● **What you are asked to do**: Copy each entry below exactly as it reads.

· · ·

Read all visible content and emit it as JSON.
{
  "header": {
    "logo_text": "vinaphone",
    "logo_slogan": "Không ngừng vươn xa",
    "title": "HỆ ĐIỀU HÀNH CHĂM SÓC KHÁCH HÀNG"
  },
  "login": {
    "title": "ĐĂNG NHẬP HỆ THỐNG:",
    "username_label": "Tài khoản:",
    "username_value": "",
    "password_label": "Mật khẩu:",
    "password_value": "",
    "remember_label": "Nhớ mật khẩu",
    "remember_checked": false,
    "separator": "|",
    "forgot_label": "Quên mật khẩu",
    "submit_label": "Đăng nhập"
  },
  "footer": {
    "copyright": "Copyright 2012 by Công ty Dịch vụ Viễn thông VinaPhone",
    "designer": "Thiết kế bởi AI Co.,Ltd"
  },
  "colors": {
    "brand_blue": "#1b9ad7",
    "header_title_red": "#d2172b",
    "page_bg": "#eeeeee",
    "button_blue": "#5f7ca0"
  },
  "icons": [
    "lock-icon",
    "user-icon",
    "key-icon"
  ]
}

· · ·

● **Output**:
Read all visible content and emit it as JSON.
{
  "header": {
    "logo_text": "vinaphone",
    "logo_slogan": "Không ngừng vươn xa",
    "title": "HỆ ĐIỀU HÀNH CHĂM SÓC KHÁCH HÀNG"
  },
  "login": {
    "title": "ĐĂNG NHẬP HỆ THỐNG:",
    "username_label": "Tài khoản:",
    "username_value": "",
    "password_label": "Mật khẩu:",
    "password_value": "",
    "remember_label": "Nhớ mật khẩu",
    "remember_checked": false,
    "separator": "|",
    "forgot_label": "Quên mật khẩu",
    "submit_label": "Đăng nhập"
  },
  "footer": {
    "copyright": "Copyright 2012 by Công ty Dịch vụ Viễn thông VinaPhone",
    "designer": "Thiết kế bởi AI Co.,Ltd"
  },
  "colors": {
    "brand_blue": "#1b9ad7",
    "header_title_red": "#d2172b",
    "page_bg": "#eeeeee",
    "button_blue": "#5f7ca0"
  },
  "icons": [
    "lock-icon",
    "user-icon",
    "key-icon"
  ]
}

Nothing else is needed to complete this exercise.